On Thursday a Suffolk County Superior Court Judge dismissed the city of Boston’s lawsuit that attempted to stop construction of Wynn Resorts $1.7 billion casino being developed in neighboring Everett.
The ruling issued by Judge Janet Sanders affirmed that the Massachusetts Gaming Commission (MGC) acted properly when it selected Wynn Resorts for the lone casino license for the Boston area. Sanders said that the “undisputed facts” showed that MGC committed no wrongdoing, and that rather than support their allegations with facts, lawyers for the city of Boston relied on “inflammatory descriptions,” “spurious” claims and “hyperbole” in their attempt to prove favoritism by the Commission and its chairman Stephen Crosby.
Edging out rival bids by racetrack operator Suffolk Downs and Mohegan Sun; in September 2014 Wynn was awarded the sole Greater Boston area casino license. To reflect the city’s ‘host community’ status, the Mohegan Sun promised a lump sum of $30 million to Boston with another $18 million annually. Martin Walsh, Boston’s mayor, believed that Wynn should also compensate the city along those lines for the additional traffic the resort-style casino would add to the already congested Sullivan Square, which is near the proposed site on the Mystic River waterfront.

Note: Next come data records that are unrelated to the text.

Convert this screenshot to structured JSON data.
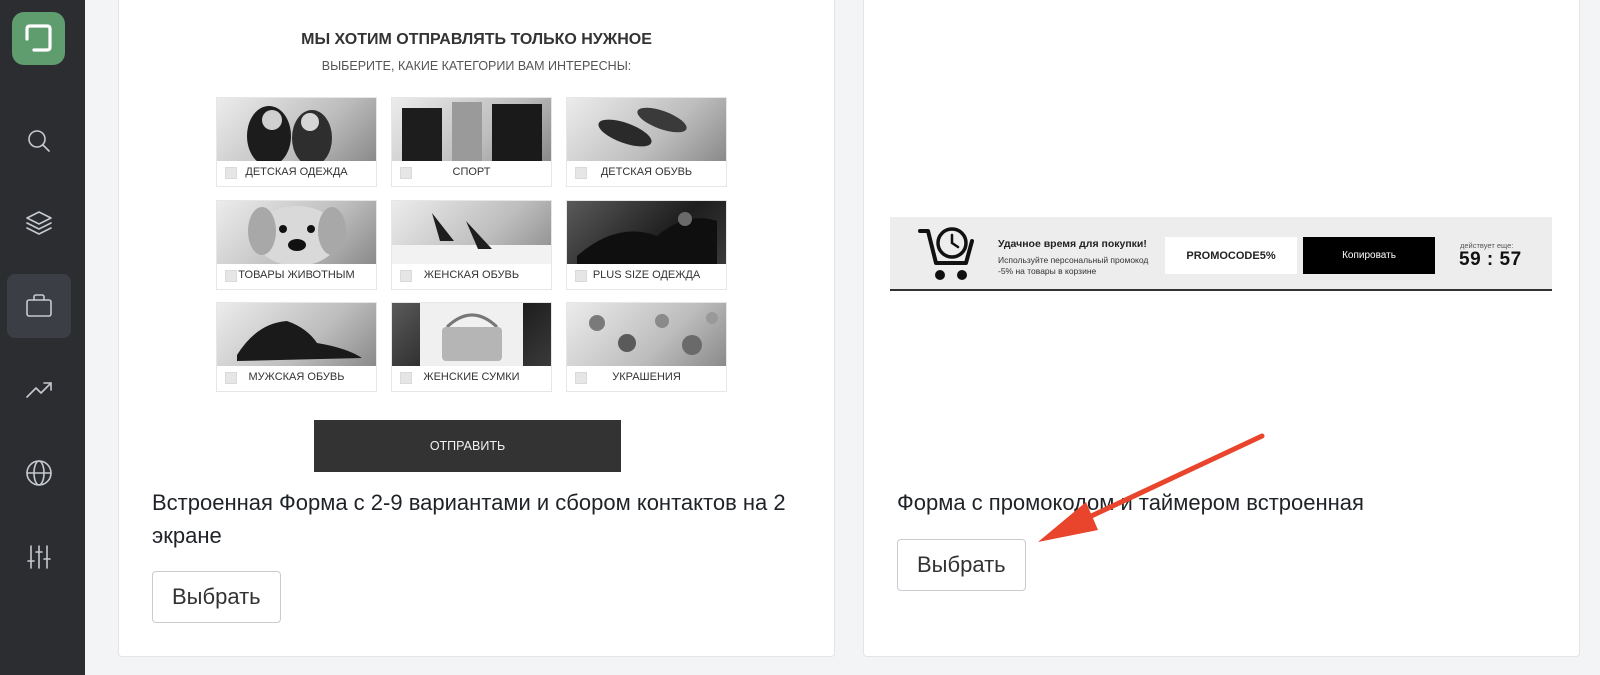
{
  "sidebar": {
    "items": [
      {
        "icon": "search-icon"
      },
      {
        "icon": "layers-icon"
      },
      {
        "icon": "briefcase-icon",
        "active": true
      },
      {
        "icon": "trending-up-icon"
      },
      {
        "icon": "globe-icon"
      },
      {
        "icon": "sliders-icon"
      }
    ],
    "accent": "#5f9c6e"
  },
  "cards": [
    {
      "preview": {
        "title": "МЫ ХОТИМ ОТПРАВЛЯТЬ ТОЛЬКО НУЖНОЕ",
        "subtitle": "ВЫБЕРИТЕ, КАКИЕ КАТЕГОРИИ ВАМ ИНТЕРЕСНЫ:",
        "categories": [
          "ДЕТСКАЯ ОДЕЖДА",
          "СПОРТ",
          "ДЕТСКАЯ ОБУВЬ",
          "ТОВАРЫ ЖИВОТНЫМ",
          "ЖЕНСКАЯ ОБУВЬ",
          "PLUS SIZE ОДЕЖДА",
          "МУЖСКАЯ ОБУВЬ",
          "ЖЕНСКИЕ СУМКИ",
          "УКРАШЕНИЯ"
        ],
        "submit_label": "ОТПРАВИТЬ"
      },
      "caption": "Встроенная Форма с 2-9 вариантами и сбором контактов на 2 экране",
      "select_label": "Выбрать"
    },
    {
      "preview": {
        "headline": "Удачное время для покупки!",
        "desc_line1": "Используйте персональный промокод",
        "desc_line2": "-5% на товары в корзине",
        "promocode": "PROMOCODE5%",
        "copy_label": "Копировать",
        "valid_label": "действует еще:",
        "timer": "59 : 57"
      },
      "caption": "Форма с промокодом и таймером встроенная",
      "select_label": "Выбрать"
    }
  ],
  "annotation_color": "#e8452c"
}
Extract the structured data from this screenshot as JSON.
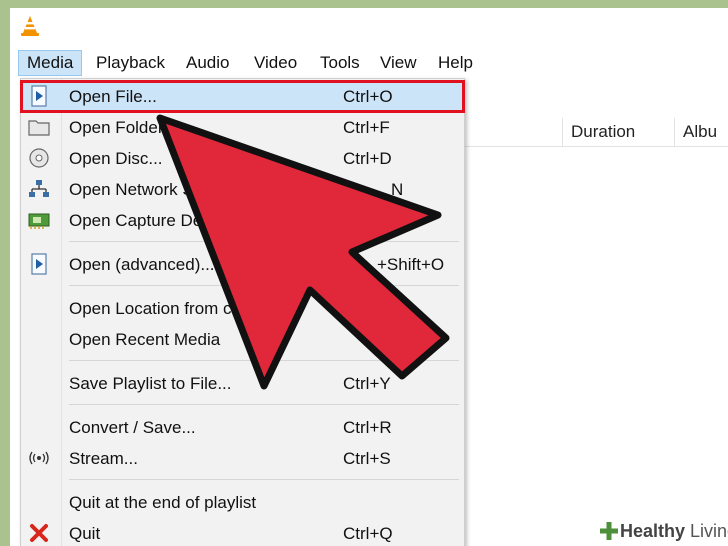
{
  "menubar": {
    "items": [
      "Media",
      "Playback",
      "Audio",
      "Video",
      "Tools",
      "View",
      "Help"
    ],
    "active": "Media"
  },
  "playlist": {
    "columns": [
      "Duration",
      "Albu"
    ]
  },
  "media_menu": {
    "items": [
      {
        "label": "Open File...",
        "shortcut": "Ctrl+O",
        "icon": "play-file-icon",
        "highlighted": true
      },
      {
        "label": "Open Folder...",
        "shortcut": "Ctrl+F",
        "icon": "folder-icon"
      },
      {
        "label": "Open Disc...",
        "shortcut": "Ctrl+D",
        "icon": "disc-icon"
      },
      {
        "label": "Open Network S",
        "shortcut": "N",
        "icon": "network-icon"
      },
      {
        "label": "Open Capture De",
        "shortcut": "",
        "icon": "capture-card-icon"
      },
      {
        "label": "Open (advanced)...",
        "shortcut": "+Shift+O",
        "icon": "play-file-icon"
      },
      {
        "label": "Open Location from cl",
        "shortcut": "",
        "icon": ""
      },
      {
        "label": "Open Recent Media",
        "shortcut": "",
        "icon": ""
      },
      {
        "label": "Save Playlist to File...",
        "shortcut": "Ctrl+Y",
        "icon": ""
      },
      {
        "label": "Convert / Save...",
        "shortcut": "Ctrl+R",
        "icon": ""
      },
      {
        "label": "Stream...",
        "shortcut": "Ctrl+S",
        "icon": "stream-icon"
      },
      {
        "label": "Quit at the end of playlist",
        "shortcut": "",
        "icon": ""
      },
      {
        "label": "Quit",
        "shortcut": "Ctrl+Q",
        "icon": "quit-icon"
      }
    ]
  },
  "watermark": {
    "brand_bold": "Healthy",
    "brand_rest": " Living"
  },
  "colors": {
    "highlight": "#cce4f7",
    "highlight_border": "#e0121f",
    "arrow_fill": "#e0283a",
    "background": "#a9c28e"
  }
}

Instead, Wynn offered the city considerably less at $6 million upfront and $2.6 million annually. That deal was promptly rejected by Walsh. The mayor’s refusal to negotiate led to the city’s ‘surrounding community’ status being stripped by the MGC. That eliminated Boston’s legal right to any compensation prompting Walsh’s legal onslaught.
A similar suit was also dismissed by Sanders. Set to host the Mohegan casino, the city of Revere failed to show it would be subject to any harm beyond “the loss of potential economic benefits it may have received” if it had been selected, according to WBUR News and Wire Services.
Welcoming the ruling by Sanders, MGC spokesperson Elaine Driscoll said it was her hope that the city and Wynn would now be able to “reconcile their differences through open dialogue and negotiation as opposed to legal action.” According to Walsh, Boston officials are weighing their options and are in the processes of deciding whether or not to appeal Sander’s ruling. The mayor said he had yet to read the 24-page ruling. To date, the legal fight has cost the city of Boston $1.25 million.
That being said, the mayor claimed the city was still working with state officials on a resolution to the traffic issues that would satisfy both parties, and that among those “at the table” working to solve the problems were Wynn staff.